Civil engineer squadrons pursuing common environmental structure

By Robert Goetz Joint Base San Antonio-Randolph Public Affairs

One of the benefits of joint basing is manifesting itself at all three Joint Base San Antonio civil engineer squadrons, which are sharing their best environmental management system practices while pursuing a common EMS structure.

Members of all three squadrons are getting together for quarterly EMS working group meetings to share these practices and strive to meet other goals, including environmental excellence, Sam Klein, JBSA environmental management lead coordinator, said.

Defined by the Environmental Protection Agency as "a set of processes and practices that enable an organization to reduce its environmental impacts and increase its operating efficiency," an environmental management system addresses a range of concerns, from air quality and water quality to hazardous materials and hazardous waste.

All three locations can take pride in their recent efforts to reduce environmental impacts, Klein said.

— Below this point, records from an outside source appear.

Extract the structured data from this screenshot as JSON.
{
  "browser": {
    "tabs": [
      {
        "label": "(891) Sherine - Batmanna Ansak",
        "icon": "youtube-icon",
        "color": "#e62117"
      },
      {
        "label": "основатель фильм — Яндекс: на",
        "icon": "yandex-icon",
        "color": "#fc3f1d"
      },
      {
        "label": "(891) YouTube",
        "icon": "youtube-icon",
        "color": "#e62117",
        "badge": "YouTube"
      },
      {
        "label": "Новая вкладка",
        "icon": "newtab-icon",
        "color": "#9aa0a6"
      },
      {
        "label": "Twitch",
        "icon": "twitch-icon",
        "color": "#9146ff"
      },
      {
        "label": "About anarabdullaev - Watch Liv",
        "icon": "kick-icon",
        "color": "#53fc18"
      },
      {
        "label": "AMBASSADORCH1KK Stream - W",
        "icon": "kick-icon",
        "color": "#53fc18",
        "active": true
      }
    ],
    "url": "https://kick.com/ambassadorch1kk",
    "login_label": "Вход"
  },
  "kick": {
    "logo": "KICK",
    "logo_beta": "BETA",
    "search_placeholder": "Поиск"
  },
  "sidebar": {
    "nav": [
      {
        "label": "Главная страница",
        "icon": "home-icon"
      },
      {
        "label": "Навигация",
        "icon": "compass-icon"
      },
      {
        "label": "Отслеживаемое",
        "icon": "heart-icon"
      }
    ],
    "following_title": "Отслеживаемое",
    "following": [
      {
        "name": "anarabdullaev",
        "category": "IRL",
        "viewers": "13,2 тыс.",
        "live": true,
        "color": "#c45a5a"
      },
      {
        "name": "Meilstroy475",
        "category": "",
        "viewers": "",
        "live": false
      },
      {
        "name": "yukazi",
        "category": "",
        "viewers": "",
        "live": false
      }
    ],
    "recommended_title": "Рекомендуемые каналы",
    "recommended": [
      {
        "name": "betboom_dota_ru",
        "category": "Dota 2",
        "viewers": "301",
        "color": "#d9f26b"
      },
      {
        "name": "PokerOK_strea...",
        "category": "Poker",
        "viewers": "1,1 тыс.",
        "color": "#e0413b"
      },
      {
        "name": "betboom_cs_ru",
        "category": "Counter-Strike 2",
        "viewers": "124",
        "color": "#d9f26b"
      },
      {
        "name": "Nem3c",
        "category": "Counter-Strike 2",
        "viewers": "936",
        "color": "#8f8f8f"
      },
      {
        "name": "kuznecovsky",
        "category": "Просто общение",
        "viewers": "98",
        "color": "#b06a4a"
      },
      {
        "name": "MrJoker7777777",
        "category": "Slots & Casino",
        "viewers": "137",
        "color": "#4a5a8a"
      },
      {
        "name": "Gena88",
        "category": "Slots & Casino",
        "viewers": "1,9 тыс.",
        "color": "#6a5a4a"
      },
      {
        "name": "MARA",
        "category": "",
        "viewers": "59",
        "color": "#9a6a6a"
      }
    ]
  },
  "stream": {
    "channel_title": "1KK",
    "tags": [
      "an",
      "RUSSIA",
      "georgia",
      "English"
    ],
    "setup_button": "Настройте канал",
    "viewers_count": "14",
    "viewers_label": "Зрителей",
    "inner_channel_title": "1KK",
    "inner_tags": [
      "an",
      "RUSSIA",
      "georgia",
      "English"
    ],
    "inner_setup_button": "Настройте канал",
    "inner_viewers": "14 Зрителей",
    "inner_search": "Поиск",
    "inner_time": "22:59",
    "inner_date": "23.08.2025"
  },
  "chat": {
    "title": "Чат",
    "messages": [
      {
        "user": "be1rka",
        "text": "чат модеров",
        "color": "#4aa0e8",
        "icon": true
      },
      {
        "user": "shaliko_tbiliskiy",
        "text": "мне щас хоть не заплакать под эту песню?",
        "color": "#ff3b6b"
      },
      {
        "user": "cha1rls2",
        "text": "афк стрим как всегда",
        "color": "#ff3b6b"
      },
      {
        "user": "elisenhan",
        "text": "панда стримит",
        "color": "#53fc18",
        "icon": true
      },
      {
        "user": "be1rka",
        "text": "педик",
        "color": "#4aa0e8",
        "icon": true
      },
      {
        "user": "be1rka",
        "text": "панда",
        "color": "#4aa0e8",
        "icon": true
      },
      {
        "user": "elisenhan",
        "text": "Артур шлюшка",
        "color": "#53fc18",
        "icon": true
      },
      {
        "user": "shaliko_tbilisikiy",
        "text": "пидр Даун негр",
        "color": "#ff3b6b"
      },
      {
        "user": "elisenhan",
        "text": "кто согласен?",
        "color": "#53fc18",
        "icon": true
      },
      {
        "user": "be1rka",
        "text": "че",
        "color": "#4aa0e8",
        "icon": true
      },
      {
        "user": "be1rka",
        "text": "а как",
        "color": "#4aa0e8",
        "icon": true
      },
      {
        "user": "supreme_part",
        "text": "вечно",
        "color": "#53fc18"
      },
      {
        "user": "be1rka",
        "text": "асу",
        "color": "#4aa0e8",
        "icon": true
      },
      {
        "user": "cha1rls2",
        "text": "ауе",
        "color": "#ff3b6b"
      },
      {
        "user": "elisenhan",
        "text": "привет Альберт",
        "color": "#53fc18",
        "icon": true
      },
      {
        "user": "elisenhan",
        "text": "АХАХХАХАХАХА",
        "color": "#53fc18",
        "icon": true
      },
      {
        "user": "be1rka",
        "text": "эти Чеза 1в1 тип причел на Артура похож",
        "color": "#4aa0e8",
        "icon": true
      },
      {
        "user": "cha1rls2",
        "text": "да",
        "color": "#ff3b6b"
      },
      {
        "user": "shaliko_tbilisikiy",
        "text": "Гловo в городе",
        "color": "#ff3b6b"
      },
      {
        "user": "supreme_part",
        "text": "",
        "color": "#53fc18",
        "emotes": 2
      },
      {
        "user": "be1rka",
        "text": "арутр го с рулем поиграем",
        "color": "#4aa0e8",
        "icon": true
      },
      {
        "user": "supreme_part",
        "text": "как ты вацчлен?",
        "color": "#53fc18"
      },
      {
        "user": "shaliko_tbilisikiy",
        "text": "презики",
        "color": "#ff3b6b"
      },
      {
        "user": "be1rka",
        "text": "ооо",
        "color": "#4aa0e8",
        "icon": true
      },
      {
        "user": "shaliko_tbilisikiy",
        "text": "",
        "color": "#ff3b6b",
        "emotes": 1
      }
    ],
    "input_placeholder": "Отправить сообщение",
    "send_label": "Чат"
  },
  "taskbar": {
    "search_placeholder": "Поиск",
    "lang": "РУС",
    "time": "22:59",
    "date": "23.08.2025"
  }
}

JBSA-Lackland's recycling center recycled 468 tons of cardboard in 2012, bringing in more than $123,562 to the Air Force, while the location's brass recycling program, which targets bullet casings, netted $498,298, he said. Nearly 2,000 pounds of batteries were recycled in 2012, and about 2,400 pounds are anticipated by June.

"JBSA-Fort Sam Houston's natural resources conservation effort at JBSA-Camp Bullis has won awards and protects undeveloped land over the Edwards Aquifer," Klein said. "JBSA-Randolph's environmental section has won numerous awards and has received the approval of a state-of-the-art water treatment plant at the JBSA Recreation Park at Canyon Lake."

Other noteworthy efforts include "protecting wildlife within installation fences" and "an aggressive program for protecting historic buildings," he said.

The working group meetings provide an opportunity "to get out the latest information, get feedback and let us know what's working," Klein said.

Unit environmental coordinators said the meetings improve communication.

"The working group clarifies specific responsibilities and receives the most up-to-date information about the environmental programs directly from the program managers in those particular areas," Robert Spence, Lackland Defense Language Institute UEC, said.

Brandi Brownlee, 902nd Logistics Readiness Squadron UEC, said she likes being involved in the sessions because she can get the right information to the right level of leadership in her organization.

"I like being there for the new information, and there are always name and acronym changes," she said.

The meetings also aid the three locations' EMS integration efforts, Klein said.

"One of our goals is to lean as far forward as possible in JBSA integration efforts to better serve our customers in fiscally austere times," he said. "We also want to continue to meet our responsibilities to regulators and the public in protecting the environment."

Other goals Klein identified included "effectively communicating with our customers about how their missions affect the environment and our environmental compliance" and "continuing to seek improvement in areas that we have identified as needing improvement."